**Task brief**
The count of lines with the string "icon" in the material is all that should be returned.

**Excerpted data**
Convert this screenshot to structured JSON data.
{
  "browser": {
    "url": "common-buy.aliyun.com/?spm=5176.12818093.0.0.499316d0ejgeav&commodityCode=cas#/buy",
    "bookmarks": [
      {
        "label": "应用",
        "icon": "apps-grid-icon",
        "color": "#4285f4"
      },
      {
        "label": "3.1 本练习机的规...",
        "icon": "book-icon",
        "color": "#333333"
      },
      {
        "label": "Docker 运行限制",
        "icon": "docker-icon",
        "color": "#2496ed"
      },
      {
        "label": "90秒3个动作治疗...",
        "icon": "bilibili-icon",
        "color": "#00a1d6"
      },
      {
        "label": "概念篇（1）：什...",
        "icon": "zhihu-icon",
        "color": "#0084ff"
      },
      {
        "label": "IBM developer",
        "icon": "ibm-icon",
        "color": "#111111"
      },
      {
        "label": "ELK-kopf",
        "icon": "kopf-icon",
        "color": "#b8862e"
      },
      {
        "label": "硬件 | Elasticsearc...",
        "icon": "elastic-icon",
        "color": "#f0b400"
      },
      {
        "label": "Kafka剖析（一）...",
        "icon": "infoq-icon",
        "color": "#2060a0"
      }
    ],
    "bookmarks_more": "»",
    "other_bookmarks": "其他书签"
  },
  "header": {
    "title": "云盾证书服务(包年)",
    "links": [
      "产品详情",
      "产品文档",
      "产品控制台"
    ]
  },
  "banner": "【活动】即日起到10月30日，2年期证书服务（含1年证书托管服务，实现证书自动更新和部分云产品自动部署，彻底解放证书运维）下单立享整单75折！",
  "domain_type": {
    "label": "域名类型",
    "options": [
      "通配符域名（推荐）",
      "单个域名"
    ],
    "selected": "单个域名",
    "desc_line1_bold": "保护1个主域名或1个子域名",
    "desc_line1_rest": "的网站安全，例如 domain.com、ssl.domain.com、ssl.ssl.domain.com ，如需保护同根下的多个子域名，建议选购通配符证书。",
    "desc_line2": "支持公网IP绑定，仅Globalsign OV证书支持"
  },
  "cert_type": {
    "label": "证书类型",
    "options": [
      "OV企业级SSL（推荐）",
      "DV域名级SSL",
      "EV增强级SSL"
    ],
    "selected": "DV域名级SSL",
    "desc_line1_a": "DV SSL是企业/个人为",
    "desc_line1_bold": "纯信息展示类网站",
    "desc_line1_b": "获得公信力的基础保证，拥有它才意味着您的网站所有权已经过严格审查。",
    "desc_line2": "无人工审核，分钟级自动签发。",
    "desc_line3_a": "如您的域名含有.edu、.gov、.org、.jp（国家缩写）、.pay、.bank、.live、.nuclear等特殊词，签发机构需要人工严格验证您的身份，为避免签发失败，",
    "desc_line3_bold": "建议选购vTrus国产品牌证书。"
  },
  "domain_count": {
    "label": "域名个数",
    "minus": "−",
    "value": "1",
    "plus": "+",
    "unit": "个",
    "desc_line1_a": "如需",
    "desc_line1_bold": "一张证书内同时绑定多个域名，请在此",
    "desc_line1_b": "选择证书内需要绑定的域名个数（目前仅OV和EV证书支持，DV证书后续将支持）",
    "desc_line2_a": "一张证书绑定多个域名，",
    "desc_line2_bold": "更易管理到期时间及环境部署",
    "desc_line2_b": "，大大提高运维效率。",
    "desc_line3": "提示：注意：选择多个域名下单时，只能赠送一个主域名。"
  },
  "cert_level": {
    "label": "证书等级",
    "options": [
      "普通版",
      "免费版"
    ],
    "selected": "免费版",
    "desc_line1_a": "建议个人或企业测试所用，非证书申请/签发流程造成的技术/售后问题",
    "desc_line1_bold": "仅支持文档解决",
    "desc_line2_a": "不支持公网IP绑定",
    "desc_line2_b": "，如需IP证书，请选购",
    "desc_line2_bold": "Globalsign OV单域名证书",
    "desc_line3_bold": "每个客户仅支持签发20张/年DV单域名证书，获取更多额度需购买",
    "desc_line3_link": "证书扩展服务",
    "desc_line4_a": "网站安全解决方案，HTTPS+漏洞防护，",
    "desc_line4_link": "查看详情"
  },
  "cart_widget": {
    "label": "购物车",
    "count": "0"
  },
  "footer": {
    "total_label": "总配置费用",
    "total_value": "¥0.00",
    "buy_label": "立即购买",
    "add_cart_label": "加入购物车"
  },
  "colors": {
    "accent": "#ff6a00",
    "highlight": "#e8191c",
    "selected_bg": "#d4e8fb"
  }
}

**Solution for this problem**
9